 Caring for cut flowers. Yesterday and today were hot and windy (even in Robertson, it can get hot). These Queen Victoria flowers recovered from the heat of yesterday, allowing me to take this photo today. My partner Judy told me to run a cold shower of water over any stressed flowers, and to re-cut the stems every day (to expose fresh cells in the stem to take up water). Some cut-flower growers recommend adding a 1/2 tea spoon of sugar, with a sprinkle of Vitamin C powder, per litre of water. For the best results, keep the flowers in the coolest place in your house. Judy often puts cut flowers outside at night, to freshen them up.

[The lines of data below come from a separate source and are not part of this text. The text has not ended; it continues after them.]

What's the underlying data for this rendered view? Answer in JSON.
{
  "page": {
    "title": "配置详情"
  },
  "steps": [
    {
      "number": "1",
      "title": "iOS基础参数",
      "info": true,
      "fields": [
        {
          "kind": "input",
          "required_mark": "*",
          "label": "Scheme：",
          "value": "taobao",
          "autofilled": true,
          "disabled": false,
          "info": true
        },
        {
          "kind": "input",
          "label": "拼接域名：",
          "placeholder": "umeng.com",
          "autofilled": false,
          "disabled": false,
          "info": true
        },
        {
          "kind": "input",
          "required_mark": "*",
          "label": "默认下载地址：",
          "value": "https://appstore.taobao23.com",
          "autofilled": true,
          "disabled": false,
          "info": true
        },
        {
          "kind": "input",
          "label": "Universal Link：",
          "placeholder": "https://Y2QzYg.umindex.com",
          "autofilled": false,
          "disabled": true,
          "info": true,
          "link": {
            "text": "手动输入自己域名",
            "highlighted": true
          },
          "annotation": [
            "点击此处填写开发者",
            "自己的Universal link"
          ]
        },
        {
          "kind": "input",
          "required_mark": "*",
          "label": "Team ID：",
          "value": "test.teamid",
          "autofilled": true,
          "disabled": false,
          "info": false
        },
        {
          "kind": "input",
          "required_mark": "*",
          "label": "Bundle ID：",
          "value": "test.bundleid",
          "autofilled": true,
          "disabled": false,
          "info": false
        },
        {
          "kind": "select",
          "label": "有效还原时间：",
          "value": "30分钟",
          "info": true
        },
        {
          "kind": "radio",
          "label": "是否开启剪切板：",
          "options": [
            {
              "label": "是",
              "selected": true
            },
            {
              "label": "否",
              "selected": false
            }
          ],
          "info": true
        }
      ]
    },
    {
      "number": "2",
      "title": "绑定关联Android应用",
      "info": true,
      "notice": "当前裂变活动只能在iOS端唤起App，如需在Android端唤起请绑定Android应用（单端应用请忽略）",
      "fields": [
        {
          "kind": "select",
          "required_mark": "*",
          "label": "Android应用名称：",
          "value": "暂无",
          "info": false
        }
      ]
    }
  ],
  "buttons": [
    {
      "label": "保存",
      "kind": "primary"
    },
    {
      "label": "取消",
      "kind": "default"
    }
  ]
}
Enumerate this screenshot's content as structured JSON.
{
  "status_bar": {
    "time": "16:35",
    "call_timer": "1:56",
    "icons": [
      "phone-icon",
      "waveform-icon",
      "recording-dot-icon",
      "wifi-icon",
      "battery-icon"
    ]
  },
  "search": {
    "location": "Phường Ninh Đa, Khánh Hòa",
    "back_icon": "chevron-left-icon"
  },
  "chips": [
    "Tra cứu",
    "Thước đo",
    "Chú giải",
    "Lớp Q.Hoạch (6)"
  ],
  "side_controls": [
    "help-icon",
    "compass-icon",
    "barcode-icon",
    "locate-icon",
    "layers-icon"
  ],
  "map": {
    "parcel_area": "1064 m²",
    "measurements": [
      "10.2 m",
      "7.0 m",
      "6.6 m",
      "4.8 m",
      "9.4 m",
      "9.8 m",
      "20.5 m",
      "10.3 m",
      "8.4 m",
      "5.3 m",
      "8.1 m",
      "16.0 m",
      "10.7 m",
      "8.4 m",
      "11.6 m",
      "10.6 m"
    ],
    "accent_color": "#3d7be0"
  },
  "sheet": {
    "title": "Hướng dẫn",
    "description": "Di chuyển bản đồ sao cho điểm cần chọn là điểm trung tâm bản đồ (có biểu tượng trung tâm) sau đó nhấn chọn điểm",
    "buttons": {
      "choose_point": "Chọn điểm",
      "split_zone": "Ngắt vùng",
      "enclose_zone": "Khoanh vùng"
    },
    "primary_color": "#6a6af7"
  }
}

Duchesse de Nemours: I promised you a better photograph than the weather damaged flower which was the first to open. This is a classic Duchesse specimen, showing the beautifully cupped form, like an "Old Rose". The typical greenish tinge is showing as well. The photo cannot show the exquisite perfume - worthy of being distilled.
A near perfect Lactiflora Peony.

Today's insect is one of the tiny little "Vinegar Flies" which have swarmed in the recent spell of hot weather. They love these sweetly scented, white Peony flowers.

The "eye" of Bowl of Beauty warrants a photo, to record its features. Its carpels are yellowish green, and almost smooth, not obviously "hirsute" (hairy) as with some of the hybrid varieties, and most of the Lactifloras we have examined. Most importantly, it is surrounded by these extraordinary "staminodes" - modified stamens which do not carry pollen.

Compare it with other "eyes":
Early Delight - 10 November - had tiny hairy pink carpels, and no stamens at all. Red Charm - 7 November - had fat green carpels in a bed of satin red petaloids (no stamens). Coral Charm on 6 November had very hairy carpels, surrounded by a mass of stamens. Flame - 18 October had a perfect cluster of carpels in a bed of golden stamens.

The "eye" of Moonrise - that perfect white single Peony (see 8 and 9 November) has a classically formed "eye" - with a wonderful boss of stamens, and four green carpels, with yellow stigmas on top. After some of the abnormal shapes we have seen recently, it is refreshing to see a Peony with a full set of sexual organs, both male parts (the stamens) and female parts (carpels and stigmas) - in full working order.


Denis Wilson's Peonies © ah